"The separation between 'civilian' and 'military' in Gaza is much more blurred than with a conventional army - both physically and in the Gazan psyche. Hamas and other militants are embedded in the population. Their fighters are not quartered in military barracks, but sleep at night in their family homes. While it is not difficult to find antipathy to Hamas on the streets of Gaza in quiet times, most people defend their 'right to resist' - and under such sustained military attack, support for Hamas rises." (In Gaza, Hamas fighters are among civilians. There is nowhere else for them to go, 25/7/14)
After citing cases of the Israeli army's deliberate use of Palestinian civilians as human shields, Sherwood concluded her piece thus: "Meanwhile, in response to Israel's assertions that Hamas situates its military centres in civilian areas, some have pointed out that the IDF's headquarters, the Kiriya, is in central Tel Aviv, surrounded by a hospital, blocks of flats, shopping centres and offices."
While her report is a useful corrective to Israeli propaganda of the 'human shield' variety, that final paragraph on the Kiriya and its siting hardly touches the surface when it comes to the reality of just how blurred the separation between 'civilian' and 'military' in Israeli society really is:

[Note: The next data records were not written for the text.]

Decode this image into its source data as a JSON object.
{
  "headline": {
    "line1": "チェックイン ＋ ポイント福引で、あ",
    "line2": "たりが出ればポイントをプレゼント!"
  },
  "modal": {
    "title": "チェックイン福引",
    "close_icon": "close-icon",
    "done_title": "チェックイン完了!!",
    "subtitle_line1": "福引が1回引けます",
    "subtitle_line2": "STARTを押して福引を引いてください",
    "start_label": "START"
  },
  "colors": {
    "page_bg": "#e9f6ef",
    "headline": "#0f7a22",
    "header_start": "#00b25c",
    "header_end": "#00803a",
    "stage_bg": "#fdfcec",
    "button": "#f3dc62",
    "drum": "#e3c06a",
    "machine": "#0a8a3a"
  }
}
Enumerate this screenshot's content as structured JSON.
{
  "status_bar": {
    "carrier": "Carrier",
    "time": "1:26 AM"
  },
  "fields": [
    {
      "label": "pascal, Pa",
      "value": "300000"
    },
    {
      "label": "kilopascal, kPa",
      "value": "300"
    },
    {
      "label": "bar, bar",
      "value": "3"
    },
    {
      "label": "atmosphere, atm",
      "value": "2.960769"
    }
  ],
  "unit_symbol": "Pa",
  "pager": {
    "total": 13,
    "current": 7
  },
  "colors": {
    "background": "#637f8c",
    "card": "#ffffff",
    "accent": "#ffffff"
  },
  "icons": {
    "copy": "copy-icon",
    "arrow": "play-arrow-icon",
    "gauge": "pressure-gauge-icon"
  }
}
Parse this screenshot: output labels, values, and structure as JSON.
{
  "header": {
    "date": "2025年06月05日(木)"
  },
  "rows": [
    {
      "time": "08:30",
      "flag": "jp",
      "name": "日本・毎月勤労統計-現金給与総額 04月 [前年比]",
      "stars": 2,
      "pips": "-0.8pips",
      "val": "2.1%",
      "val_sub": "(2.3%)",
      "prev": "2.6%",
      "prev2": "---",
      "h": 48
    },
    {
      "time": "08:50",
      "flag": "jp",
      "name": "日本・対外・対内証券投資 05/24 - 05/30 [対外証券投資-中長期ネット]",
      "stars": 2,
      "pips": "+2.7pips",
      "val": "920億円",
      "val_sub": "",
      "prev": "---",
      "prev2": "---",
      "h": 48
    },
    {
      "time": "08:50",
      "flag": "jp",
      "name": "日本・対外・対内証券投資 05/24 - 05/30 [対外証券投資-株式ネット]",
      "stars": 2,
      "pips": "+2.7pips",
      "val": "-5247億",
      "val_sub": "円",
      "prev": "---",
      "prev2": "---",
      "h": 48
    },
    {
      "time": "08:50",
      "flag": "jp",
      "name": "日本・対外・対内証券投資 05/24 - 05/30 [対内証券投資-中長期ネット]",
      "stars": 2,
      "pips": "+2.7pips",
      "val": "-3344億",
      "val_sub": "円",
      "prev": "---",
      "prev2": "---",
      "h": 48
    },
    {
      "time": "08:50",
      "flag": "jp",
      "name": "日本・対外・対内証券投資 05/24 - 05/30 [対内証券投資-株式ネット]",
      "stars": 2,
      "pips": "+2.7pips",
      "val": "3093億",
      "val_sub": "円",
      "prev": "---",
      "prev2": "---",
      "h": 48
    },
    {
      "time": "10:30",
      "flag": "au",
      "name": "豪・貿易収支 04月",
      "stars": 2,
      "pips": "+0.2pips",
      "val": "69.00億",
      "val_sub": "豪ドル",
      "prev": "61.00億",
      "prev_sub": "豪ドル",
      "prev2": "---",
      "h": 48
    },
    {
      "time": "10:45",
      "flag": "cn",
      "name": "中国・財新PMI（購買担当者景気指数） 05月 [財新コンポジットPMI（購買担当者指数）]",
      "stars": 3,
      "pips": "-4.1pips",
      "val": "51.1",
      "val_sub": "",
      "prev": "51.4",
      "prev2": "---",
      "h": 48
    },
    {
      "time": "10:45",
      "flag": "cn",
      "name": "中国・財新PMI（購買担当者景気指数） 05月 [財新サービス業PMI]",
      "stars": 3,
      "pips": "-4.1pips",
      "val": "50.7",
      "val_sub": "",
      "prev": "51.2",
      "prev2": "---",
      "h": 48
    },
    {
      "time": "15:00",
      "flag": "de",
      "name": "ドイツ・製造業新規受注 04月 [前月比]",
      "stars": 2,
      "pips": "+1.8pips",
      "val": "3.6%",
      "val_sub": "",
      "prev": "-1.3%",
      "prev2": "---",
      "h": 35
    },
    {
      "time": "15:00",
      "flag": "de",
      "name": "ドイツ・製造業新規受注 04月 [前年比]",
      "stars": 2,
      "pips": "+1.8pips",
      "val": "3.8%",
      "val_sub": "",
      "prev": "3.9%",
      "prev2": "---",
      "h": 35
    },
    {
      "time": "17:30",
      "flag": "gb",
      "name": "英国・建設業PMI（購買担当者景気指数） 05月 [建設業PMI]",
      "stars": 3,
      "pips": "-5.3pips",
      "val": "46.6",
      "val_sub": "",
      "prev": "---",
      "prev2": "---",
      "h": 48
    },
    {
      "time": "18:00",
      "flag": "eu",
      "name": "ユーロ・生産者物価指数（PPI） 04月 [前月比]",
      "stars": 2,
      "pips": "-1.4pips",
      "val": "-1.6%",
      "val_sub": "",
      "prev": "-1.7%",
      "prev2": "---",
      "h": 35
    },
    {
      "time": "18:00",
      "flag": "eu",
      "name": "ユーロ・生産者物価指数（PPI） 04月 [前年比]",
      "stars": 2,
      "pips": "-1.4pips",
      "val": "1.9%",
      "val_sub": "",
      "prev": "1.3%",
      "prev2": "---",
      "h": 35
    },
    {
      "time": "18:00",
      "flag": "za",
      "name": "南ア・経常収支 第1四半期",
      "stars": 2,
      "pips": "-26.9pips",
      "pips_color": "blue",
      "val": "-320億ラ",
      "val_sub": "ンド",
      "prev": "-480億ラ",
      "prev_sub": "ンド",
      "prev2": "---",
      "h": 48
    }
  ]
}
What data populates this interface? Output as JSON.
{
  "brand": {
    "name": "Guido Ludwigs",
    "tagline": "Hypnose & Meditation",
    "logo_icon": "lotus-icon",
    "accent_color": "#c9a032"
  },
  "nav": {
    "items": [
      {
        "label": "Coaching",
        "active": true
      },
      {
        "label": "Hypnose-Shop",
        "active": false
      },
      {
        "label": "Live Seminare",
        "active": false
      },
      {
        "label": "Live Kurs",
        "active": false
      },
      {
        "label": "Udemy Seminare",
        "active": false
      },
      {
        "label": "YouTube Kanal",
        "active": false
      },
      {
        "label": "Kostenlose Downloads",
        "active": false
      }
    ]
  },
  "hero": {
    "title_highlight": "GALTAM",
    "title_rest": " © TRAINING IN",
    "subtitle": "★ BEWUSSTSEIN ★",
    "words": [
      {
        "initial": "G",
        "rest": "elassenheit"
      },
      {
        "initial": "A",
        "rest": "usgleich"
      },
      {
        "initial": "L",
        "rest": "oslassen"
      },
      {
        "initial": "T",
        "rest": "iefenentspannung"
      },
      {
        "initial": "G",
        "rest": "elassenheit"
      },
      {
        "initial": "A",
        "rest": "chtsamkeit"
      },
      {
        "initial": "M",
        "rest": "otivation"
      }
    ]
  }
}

"Militarism in Israel is pervasively visible, so it 'does not and cannot pass unnoticed by children in Israel. The military is present everywhere. Anyone whoever visited Israel could not help notice the great number of soldiers on the streets and in other public places' (Givol et al. 2004: 14). At any one moment, roughly half a million individuals are in active service (mandatory service, professionals and reserves combined), so civil life is not just constantly disrupted by the olive-green colour of soldiers carrying rifles and pistols - rather, it is woven through with these 'disruptions'. In fact, rather than being perceived as disruptions, they are the very material that makes up Israeli spatial reality. As ordinary pedestrians on Israeli streets and as consumers in shopping malls, at cinemas and in coffee shops, on public transport and in university classrooms and lecture halls - soldiers are everywhere; there are no purely civil spaces in Israel. 'Weapons are also to be found everywhere. Old tanks, machineguns and even fighter jets are placed in public places, quite accessible, sometimes especially accessible, to children' (ibid.: 15). For many years, an Israeli fighter plane has been placed in the main outdoor display area at the National Museum of Science in Haifa, where I worked; without a doubt, the plane is the most attractive exhibit for the thousands of children who visit the museum every year. Israeli militarism is not only visible, it is also pervasively audible, since cultural landscapes have visible and audible aspects. The strident rightfulness of key mainstream radio and television personalities that shapes the boundaries of public deliberation; the ever stormy political discussions at school and in universities, at home with family or friends; the distress caused by the sounds of the Remembrance Day siren and the collective sense of grief and sadness enhanced a thousand-fold by the unceasing torment of war songs that for 24 hours tell and re-tell of human loss and sacrifice; the sirens in the big cities that drill the civilian population every few months - together, all these assemble a time and a space of unavoidable sounds that nail us deeper inside a culture with very few moments of civilian life." (After Israel: Towards Cultural Transformation, Marcelo Svirsky, 2014, p 167)